With record growth on tap, WC Vision has strengthened its arsenal for the upcoming Pirelli World Challenge season, which has seen the hire of ex-open-wheel/sports car driver and veteran TV broadcaster Brian Till as its new Chief Driving Steward.
Till, who won the 1990 Toyota Atlantic Championship before going on to compete in select CART races, including the 1994 Indianapolis 500, was announced Monday as the latest addition to PWC’s expanding staff.
His opportunity to join the popular sprint race championship came through PWC President and CEO Scott Bove, who was actually one of Till’s students at the Mid-Ohio Driving School a number of years ago.
“We first started talking about the Driver Steward position in December and I think the series just wanted to make sure that they had some ex-drivers in race control,” Till told Sportscar365.
“We’ve seen that in many series over the last couple of years, Formula One, IndyCar, the TUDOR Championship, all utilize ex-drivers to lend their expertise to what they see happening on the race track.

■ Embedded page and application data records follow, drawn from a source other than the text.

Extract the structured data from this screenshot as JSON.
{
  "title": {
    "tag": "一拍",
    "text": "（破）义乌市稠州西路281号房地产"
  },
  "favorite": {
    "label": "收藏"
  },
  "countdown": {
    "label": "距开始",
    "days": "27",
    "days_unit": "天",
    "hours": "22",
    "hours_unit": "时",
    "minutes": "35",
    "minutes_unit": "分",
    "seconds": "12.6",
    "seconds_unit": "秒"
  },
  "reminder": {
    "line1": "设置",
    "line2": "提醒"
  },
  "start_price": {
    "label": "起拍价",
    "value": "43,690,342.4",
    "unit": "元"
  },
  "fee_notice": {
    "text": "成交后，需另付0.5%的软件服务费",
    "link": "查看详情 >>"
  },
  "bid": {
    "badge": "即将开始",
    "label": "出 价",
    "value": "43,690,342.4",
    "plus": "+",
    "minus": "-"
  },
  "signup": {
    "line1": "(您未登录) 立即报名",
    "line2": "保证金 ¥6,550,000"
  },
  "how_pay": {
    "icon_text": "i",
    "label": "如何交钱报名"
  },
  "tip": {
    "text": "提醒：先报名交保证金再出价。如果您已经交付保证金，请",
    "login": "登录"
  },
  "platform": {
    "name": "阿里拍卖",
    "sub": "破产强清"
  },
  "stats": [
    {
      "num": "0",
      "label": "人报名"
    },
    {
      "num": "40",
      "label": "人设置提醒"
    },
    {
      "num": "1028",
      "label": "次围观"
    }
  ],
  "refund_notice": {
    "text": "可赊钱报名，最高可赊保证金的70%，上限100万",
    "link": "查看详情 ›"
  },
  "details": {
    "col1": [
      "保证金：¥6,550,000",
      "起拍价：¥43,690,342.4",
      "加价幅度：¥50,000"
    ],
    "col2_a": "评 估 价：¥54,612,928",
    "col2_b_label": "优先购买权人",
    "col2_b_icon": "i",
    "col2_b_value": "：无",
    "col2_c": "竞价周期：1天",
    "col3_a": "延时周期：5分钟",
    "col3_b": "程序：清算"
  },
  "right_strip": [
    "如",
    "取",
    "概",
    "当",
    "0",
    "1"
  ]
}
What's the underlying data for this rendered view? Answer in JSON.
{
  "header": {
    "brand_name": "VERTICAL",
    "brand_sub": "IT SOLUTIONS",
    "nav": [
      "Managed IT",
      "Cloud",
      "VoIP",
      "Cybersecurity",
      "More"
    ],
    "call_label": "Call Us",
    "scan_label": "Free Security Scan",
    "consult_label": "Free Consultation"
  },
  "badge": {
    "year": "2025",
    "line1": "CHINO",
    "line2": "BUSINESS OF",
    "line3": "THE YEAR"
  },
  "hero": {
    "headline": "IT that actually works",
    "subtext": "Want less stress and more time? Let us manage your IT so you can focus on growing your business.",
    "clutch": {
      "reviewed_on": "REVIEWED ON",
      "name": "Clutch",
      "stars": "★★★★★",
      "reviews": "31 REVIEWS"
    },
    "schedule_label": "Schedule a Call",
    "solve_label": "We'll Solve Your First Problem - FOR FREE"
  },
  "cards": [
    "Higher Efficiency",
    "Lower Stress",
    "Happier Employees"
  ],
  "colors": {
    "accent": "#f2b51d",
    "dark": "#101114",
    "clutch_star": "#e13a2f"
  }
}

“From a competitor standpoint, you like seeing that too because you feel like there’s a little bit better real-world understanding in race control that’s watching the races.”
While having been out of the cockpit professionally for some time, Till has played a prominent role in the coverage of sports car racing, having served as a play-by-play announcer and pit lane reporter for numerous series and TV networks.
He’ll continue his duties with FOX Sports in the TUDOR United SportsCar Championship this year alongside his new PWC commitments, which while being a new experience, takes into account a lot of his past knowledge and expertise in the sport.
“It’s really a position that takes into account the skill set I’ve developed for the last couple of decades, and that’s watching television screens, watching monitors, analyzing what’s happened in terms of on-track race action, but also incorporating that with the teaching I’ve done starting back at Skip Barber in 1988,” he said.
“World Challenge is such a diverse series where there’s so many different classes and guys with tremendous driving experience. There’s guys that I would put up against any sports car driver in the world, all the way down to guys running their first professional races.
“Not only is this a driver steward position but it’s also a bit of a driver coaching position. When you think of a guy who’s never run in a professional race before going to St. Petersburg or Long Beach for the first time. There’s going to be insight I could give them that they may not get from another competitor.”
Till expects to be playing an active role in all of the championship’s classes and said he’s mindful of the task ahead, especially with balancing the priorities of the diverse range of competitors.
“This will be a brand-new experience for me,” Till said. “I absolutely cherish the television work that I do. It’s become such a huge part of my life and I want to continue to do that as long as I possibly can.
“But I also have to look at other opportunities that exist in the world of motorsports that don’t interfere with my television. This just happens to work perfectly.”
The 2015 season will likely be Till’s busiest yet as he juggles a number of jobs in the industry.
In addition to his TUDOR Championship broadcasting commitments with FOX Sports and his new PWC gig, Till will also be working four IndyCar races for NBC Sports and serving as the pre-race host for three of the NASCAR Camping World Truck Series races on FOX.
“When we counted, it’s 28 weekends of racing,” he said. “My wife may hate me by the time the season’s over but when it is over I will have a new skill set and another check mark on my resume and be able to say I’ve done one more thing in motorsports.”